+++ Given data +++
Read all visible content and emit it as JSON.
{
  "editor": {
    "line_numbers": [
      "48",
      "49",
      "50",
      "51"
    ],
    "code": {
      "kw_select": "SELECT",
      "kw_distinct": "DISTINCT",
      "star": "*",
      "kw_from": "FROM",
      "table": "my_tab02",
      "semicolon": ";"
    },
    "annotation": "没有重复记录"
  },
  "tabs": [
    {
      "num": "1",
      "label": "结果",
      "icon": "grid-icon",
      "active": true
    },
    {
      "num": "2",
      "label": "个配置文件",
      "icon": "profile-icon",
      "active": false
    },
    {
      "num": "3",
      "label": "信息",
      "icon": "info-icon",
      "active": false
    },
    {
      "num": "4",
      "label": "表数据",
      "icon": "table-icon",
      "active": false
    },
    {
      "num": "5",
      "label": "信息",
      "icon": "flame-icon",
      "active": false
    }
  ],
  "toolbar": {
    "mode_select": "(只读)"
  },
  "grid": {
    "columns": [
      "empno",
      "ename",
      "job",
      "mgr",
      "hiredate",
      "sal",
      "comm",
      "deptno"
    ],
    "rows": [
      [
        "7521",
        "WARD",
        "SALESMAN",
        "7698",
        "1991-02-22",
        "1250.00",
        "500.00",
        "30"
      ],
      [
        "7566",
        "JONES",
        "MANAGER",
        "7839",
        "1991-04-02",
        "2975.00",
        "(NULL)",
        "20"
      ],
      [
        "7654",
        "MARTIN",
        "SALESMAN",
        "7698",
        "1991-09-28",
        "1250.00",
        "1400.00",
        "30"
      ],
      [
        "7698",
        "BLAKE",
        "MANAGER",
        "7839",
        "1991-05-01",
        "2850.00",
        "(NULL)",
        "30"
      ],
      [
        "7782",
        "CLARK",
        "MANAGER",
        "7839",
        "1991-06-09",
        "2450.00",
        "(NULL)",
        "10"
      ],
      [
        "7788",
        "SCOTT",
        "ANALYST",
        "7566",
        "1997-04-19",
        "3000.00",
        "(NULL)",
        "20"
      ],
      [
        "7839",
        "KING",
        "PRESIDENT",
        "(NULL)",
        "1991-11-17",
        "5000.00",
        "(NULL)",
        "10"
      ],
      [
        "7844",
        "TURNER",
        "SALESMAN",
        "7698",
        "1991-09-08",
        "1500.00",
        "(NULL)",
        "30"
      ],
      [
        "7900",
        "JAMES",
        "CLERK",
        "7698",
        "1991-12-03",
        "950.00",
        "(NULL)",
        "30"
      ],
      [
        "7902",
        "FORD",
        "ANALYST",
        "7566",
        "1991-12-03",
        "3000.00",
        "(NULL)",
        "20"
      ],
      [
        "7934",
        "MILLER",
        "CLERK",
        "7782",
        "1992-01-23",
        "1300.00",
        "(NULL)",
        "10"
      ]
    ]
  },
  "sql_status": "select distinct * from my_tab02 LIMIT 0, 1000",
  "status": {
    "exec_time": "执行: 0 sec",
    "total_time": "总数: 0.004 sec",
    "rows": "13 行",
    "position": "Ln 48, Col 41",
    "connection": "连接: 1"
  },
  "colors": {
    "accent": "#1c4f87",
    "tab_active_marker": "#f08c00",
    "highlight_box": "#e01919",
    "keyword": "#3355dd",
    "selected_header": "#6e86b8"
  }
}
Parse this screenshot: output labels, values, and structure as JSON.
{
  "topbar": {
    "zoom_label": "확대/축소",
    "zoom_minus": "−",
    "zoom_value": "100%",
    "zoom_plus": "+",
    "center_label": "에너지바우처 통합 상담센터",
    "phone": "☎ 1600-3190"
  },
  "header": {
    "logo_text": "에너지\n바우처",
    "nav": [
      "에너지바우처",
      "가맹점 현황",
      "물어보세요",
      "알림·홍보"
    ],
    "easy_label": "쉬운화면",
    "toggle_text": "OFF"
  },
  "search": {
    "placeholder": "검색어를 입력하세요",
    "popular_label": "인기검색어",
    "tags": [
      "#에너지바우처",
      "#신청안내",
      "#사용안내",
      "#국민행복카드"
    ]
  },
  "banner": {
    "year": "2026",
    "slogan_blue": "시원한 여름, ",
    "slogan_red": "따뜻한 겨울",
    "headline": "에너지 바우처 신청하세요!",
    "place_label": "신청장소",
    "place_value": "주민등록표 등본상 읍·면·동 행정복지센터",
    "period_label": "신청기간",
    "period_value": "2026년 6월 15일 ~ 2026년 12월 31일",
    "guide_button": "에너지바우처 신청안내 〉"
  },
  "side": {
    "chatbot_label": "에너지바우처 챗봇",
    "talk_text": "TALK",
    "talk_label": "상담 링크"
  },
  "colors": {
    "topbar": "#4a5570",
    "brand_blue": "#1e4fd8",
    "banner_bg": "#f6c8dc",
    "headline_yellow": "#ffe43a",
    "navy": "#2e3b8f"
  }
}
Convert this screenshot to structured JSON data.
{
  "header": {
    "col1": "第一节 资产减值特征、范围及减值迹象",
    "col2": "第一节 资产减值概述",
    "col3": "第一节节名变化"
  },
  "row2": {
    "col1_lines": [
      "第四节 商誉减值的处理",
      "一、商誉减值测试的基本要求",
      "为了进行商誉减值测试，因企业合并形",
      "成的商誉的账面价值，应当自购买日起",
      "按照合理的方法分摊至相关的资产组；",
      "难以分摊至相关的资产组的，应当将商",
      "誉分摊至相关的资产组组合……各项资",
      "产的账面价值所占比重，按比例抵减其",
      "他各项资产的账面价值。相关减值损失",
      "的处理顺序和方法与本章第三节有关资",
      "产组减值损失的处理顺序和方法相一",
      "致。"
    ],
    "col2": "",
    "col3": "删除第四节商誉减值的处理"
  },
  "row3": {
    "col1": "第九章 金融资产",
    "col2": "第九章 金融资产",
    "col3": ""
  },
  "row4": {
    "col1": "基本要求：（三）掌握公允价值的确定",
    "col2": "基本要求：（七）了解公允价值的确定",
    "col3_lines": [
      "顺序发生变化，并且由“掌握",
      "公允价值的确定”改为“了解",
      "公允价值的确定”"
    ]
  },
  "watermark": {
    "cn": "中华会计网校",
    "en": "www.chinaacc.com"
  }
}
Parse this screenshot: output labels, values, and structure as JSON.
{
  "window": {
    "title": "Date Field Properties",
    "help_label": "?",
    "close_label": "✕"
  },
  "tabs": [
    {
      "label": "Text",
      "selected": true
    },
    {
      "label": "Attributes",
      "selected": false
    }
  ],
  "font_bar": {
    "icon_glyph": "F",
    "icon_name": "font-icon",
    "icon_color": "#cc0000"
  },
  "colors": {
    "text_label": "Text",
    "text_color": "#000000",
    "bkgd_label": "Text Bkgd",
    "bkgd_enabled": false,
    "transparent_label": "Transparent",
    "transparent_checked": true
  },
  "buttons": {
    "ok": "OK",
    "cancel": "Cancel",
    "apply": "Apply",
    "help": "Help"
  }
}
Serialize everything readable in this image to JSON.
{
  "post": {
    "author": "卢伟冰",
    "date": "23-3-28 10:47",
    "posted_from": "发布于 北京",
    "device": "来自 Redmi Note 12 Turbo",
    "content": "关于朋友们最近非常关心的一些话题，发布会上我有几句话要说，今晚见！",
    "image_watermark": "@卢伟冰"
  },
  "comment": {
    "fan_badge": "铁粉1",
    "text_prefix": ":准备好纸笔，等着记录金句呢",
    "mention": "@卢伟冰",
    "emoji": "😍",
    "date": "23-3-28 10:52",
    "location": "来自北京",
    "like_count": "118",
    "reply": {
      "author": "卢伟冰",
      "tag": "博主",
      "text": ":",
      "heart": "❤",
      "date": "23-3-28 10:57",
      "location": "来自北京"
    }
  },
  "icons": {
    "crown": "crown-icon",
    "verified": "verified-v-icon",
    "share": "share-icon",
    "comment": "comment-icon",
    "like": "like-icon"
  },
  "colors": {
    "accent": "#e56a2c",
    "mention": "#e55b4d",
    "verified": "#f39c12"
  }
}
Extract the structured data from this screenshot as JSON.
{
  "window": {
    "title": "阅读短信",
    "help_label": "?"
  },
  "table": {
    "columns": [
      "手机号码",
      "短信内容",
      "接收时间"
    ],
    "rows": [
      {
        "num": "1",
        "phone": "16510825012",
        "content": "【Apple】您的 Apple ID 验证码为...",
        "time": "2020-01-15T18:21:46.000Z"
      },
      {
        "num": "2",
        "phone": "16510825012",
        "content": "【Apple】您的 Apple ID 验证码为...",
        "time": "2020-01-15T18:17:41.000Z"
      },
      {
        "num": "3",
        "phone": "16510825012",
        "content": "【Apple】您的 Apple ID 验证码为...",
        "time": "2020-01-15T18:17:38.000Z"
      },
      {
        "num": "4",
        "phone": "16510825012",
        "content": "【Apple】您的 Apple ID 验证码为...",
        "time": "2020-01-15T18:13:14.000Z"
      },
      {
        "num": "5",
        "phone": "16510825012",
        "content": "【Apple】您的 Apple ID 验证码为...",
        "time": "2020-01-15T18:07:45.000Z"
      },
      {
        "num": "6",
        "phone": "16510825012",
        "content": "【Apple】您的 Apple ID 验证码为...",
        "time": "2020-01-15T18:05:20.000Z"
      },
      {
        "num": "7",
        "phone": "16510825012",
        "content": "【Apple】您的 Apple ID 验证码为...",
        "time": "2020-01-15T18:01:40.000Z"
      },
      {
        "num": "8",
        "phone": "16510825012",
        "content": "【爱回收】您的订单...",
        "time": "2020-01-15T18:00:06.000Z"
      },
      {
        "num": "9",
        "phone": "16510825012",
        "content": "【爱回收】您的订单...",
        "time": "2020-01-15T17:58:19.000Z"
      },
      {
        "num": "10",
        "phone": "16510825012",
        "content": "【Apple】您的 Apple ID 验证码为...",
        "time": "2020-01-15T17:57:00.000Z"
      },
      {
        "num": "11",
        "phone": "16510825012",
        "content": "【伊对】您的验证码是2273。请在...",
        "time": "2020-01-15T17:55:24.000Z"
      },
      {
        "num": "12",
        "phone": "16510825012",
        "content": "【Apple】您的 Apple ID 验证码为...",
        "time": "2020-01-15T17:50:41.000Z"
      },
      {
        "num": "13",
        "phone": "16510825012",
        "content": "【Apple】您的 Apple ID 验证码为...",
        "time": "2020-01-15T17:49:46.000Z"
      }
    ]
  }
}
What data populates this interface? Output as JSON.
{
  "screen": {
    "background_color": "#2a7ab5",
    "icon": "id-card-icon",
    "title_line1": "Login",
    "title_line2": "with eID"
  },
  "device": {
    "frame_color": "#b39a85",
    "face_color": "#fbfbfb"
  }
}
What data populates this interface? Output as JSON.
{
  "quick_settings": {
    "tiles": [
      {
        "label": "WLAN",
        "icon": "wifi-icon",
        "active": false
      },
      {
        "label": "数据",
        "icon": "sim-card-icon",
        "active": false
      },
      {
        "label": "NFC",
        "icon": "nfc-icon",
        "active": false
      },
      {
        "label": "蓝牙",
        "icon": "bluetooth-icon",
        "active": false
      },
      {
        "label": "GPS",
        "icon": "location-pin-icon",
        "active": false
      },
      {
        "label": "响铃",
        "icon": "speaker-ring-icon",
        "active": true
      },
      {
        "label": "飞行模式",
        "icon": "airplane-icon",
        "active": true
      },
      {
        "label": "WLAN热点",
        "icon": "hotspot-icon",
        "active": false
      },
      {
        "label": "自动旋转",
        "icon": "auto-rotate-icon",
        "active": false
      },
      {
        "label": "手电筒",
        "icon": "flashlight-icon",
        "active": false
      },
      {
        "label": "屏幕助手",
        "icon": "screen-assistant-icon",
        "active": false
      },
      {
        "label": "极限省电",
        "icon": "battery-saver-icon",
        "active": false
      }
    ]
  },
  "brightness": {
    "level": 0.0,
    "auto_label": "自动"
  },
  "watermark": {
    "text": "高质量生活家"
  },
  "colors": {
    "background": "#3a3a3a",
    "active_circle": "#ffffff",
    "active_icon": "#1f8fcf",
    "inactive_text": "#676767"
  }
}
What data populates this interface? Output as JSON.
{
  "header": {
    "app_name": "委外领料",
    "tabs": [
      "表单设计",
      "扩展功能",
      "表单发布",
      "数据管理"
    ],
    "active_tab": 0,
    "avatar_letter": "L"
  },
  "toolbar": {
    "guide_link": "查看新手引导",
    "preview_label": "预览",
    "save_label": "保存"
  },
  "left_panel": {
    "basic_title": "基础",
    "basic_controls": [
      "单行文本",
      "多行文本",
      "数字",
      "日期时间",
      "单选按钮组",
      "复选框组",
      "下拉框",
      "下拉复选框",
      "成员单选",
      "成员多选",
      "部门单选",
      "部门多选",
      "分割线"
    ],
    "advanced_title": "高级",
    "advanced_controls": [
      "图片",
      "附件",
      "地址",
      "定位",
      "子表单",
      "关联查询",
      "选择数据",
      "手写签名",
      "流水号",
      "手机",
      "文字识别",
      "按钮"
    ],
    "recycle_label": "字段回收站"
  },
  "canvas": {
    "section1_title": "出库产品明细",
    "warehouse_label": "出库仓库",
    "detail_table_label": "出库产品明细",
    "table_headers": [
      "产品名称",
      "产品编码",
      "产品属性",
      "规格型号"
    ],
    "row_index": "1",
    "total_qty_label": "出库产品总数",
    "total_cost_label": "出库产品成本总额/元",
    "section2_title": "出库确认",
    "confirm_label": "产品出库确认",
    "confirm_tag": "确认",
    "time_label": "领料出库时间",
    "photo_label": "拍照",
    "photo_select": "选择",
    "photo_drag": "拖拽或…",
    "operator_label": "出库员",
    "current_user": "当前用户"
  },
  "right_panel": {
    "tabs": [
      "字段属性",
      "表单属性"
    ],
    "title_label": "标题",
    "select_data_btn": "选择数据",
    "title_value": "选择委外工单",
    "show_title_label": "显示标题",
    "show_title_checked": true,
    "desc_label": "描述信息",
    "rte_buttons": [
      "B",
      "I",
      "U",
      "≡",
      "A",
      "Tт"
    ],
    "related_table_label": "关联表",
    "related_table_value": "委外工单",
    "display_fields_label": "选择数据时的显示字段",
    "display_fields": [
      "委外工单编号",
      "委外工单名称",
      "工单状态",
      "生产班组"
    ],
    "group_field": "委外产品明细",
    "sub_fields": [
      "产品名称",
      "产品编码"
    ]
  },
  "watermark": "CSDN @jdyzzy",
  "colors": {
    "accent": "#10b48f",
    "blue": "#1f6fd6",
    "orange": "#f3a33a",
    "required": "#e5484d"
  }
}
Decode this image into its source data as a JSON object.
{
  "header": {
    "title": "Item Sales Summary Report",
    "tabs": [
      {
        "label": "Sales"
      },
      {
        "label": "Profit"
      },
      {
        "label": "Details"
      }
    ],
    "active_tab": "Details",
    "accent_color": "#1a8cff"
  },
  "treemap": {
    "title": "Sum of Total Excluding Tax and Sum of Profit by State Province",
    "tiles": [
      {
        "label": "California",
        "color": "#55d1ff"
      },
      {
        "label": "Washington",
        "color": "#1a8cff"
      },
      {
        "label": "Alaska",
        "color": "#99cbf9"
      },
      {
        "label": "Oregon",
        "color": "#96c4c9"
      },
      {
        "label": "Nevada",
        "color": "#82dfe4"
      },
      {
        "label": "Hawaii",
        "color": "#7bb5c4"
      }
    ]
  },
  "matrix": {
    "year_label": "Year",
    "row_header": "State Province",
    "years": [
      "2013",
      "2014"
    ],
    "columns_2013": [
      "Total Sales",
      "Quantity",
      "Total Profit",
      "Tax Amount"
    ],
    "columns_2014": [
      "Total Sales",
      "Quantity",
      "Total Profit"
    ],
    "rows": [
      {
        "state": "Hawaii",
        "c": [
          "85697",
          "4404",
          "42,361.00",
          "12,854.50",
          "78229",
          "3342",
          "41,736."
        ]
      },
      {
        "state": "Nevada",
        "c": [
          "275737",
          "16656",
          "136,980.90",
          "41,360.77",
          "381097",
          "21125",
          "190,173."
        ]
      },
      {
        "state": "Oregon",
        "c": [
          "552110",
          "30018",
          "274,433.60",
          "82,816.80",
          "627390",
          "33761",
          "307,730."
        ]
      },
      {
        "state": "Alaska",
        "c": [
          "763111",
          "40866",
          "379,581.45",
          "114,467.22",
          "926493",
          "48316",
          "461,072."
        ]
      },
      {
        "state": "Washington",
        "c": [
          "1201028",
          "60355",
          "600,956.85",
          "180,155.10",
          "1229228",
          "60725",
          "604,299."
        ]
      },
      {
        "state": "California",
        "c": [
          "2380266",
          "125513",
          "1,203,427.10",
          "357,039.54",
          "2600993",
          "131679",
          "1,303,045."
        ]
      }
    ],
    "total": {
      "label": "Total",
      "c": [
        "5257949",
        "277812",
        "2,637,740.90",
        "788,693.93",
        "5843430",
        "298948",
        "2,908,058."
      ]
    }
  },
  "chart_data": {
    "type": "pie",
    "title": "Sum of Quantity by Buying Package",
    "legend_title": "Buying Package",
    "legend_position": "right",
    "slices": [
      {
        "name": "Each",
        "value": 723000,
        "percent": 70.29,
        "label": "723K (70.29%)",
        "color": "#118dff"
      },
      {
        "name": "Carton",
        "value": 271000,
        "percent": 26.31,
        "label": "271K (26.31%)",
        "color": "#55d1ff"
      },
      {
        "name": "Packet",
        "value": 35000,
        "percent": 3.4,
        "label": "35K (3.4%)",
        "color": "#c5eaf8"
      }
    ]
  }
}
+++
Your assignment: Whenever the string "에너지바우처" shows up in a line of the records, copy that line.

Answer section:
    "center_label": "에너지바우처 통합 상담센터",
      "에너지바우처",
      "#에너지바우처",
    "guide_button": "에너지바우처 신청안내 〉"
    "chatbot_label": "에너지바우처 챗봇",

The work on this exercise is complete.